Description of Historic Place
The Joseph Shepard Building is located in the urban core of the North York region of Toronto. The fourteen-storey, modern office complex is pyramidal in form with stepped massing and an asymmetrical plan. The building’s walls are clad in rust-red and brown clay brick and have continuous bands of windows and brick spandrels that create a strong horizontal emphasis. Prominent features of its design are its five-storey atrium, many open-air terraces, public courtyard and accessible mall. A strong architectural vocabulary unifies the interior and exterior. The designation is confined to the footprint of the building.
The Joseph Shepard Building is a Recognized Federal Heritage Building because of its historical associations, and its architectural and environmental value.
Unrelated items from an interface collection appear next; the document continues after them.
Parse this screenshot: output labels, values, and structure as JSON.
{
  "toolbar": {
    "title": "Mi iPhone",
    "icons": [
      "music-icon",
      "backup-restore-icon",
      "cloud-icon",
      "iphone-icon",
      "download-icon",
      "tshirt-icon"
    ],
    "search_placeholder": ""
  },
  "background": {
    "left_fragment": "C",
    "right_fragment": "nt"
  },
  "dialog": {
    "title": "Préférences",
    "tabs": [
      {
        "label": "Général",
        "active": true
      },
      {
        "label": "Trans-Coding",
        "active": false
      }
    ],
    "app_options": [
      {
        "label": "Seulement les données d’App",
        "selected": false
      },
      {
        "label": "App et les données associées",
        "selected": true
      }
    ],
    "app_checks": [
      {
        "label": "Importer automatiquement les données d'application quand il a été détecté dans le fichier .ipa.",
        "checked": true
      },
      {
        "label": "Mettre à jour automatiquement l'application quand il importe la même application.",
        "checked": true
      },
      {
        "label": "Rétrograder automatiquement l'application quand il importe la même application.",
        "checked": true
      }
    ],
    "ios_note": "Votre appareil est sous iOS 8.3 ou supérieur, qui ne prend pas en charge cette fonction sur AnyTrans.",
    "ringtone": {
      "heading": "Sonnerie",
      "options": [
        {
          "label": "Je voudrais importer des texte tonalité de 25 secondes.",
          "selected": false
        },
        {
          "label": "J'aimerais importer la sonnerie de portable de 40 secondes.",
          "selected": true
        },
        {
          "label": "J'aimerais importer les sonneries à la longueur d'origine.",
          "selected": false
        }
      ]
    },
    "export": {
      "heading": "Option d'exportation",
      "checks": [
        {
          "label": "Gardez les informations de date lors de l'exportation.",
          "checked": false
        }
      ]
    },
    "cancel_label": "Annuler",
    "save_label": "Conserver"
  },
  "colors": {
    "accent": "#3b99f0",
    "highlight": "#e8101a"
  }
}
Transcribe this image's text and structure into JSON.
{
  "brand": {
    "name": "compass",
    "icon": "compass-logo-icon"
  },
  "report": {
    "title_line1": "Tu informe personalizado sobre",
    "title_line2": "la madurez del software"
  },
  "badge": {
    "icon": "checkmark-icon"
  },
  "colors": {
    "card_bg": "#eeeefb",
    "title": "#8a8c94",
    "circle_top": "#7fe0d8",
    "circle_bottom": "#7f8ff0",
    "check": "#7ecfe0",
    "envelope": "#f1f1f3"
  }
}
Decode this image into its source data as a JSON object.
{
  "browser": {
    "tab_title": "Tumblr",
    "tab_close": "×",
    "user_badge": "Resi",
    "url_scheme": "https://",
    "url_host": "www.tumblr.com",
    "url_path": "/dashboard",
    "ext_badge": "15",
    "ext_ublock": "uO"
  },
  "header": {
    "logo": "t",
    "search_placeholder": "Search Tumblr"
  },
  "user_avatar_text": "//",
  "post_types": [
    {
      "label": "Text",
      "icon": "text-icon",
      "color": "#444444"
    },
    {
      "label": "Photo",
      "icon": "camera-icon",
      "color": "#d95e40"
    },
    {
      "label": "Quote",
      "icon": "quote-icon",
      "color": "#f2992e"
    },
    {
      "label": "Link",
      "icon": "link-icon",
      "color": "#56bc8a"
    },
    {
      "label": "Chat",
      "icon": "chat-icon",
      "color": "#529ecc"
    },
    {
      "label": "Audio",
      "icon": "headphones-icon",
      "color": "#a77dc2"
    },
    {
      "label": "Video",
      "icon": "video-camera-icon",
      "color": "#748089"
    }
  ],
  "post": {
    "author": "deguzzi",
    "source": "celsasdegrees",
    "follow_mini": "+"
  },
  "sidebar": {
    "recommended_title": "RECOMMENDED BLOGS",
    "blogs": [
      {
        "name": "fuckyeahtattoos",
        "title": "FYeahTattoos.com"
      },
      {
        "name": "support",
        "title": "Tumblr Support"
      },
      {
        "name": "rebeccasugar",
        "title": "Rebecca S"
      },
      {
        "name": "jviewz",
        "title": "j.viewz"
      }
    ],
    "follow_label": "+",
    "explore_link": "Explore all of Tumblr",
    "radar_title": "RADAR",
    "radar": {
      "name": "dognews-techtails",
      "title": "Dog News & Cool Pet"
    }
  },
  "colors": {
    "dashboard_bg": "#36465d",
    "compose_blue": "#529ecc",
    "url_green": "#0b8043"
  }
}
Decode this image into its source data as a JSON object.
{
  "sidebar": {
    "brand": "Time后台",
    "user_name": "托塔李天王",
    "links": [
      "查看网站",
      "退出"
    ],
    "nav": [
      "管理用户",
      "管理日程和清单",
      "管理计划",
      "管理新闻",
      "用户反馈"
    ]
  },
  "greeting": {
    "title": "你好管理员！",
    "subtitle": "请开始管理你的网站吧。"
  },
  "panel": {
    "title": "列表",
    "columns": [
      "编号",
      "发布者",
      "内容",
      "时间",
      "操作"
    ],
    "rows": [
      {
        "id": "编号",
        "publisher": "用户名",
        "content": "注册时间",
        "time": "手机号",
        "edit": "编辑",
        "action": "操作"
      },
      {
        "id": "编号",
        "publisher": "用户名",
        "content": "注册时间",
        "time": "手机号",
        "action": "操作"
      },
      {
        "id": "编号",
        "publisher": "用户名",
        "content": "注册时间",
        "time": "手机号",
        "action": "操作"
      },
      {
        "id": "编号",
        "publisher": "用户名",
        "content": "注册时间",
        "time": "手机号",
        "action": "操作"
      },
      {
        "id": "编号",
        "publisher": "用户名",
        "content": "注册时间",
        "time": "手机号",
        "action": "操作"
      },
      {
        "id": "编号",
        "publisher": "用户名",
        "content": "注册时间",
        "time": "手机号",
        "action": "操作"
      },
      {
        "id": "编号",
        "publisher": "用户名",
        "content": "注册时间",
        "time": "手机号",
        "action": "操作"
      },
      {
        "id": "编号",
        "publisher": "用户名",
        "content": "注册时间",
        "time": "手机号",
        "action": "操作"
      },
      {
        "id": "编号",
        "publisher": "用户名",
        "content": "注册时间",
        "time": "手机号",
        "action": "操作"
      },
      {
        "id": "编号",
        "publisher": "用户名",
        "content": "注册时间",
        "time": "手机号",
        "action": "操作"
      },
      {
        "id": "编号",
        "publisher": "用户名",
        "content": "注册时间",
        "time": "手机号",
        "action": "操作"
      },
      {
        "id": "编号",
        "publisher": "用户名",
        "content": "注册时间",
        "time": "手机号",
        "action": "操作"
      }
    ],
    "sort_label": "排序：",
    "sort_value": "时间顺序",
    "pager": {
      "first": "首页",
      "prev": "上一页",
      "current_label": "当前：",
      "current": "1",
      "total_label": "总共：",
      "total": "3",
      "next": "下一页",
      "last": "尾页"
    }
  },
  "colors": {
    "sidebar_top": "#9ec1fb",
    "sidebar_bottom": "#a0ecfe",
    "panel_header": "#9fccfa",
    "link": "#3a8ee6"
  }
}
The Joseph Shepard Building is closely associated with an increase in federal government expenditures on public services in the 1970s and the decentralization of federal departments. This resulted in the opening of regional offices, as well as the consolidation of federal departments in highly visible office complexes. Locally, the building represents a significant phase in the development of an urban core for North York. The building is an exceptional example of a federal-municipal initiative in creating a civic sub-centre core.
The Joseph Shepard Building is valued for its very good aesthetic and functional design qualities. The design followed a complex functional program that focused on energy efficiency, visitor approachability, quality of workspace and a flexible floor plan. To meet these demands, bronze anodized aluminum panels above the windows were used to reduce solar heat gain, masonry materials that are familiar to the neighbourhood were chosen, and the natural lighting allowed into the interior spaces was maximized. The very good craftsmanship of the building’s well executed exterior and interior are demonstrated in the masonry work, the integrated ceiling grid, the natural finished woodwork, and the art works that were commissioned at the time of construction and integrated with the building’s architecture. This design, one of the largest and best works to date by architect Macy DuBois, won an award of excellence in 1979 for its energy-efficiency.
The Joseph Shepard Building is compatible with the present commercial character of its urban core setting within North York and is a known building in the area.
Sources: Andrew Waldron, Joseph E. Shepard Government of Canada Building, North York, Toronto, Ontario, Federal Heritage Buildings Review Office, Building Report, 87-006; Joseph Shepard Building, Toronto, Ontario, Heritage Character Statement, 00-077.
The following character-defining elements of the Joseph Shepard Building should be respected.
Its very good aesthetic and functional design and very good materials and craftsmanship, for example:
- the fourteen-storey, pyramidal stepped massing and asymmetrical composition that includes a front courtyard and forty-six open air terraces;
- the rust-red and brown clay brick exterior walls and other materials such as the exposed concrete, earth toned clay tiles, terrazzo, bronze and natural wood elements;
- the continuous bands of windows with bronze anodised frames with ‘V’ shaped indents every three metres and the continuous brick spandrels;
- the bronze aluminium panels above the windows, which reduce solar heat gain in the building;
- the interior layout which emphasizes the spread of natural light, approachability and adaptability and includes open concept office space, a five-storey main atrium and cafeteria that allow for daylight in public spaces, interior window walls and the two three- storey, south atria which allow natural light to enter inner office spaces;
- the ceiling system, which uses a five-foot grid pattern and carries all services;
- the ten-foot (three metre) square lightwells that surround each concrete column and are illuminated by valence lighting;
- the naturally expressed interior materials and finishes and planter boxes, both freestanding and structurally integrated;
- the art works that are integrated into the architecture, including the wooden silhouette sculpture of local citizens and workers involved in the building’s construction, concrete bas-relief figures incorporated into the concrete walls of the cores, a large-scale work of art in the north atrium and photographic works throughout the building.
The manner in which the Joseph Shepard Building is compatible with the character of its urban core setting and is a familiar building in North York, as evidenced by:
- its scale, stepped massing and materials, which appear as a link between the older residential character of the core and its present high-rise tower setting;
- its familiarity throughout the city of North York due to its location in a high traffic area in the urban core, its publicly accessible mall, and the public services provided for by the federal departments within the building.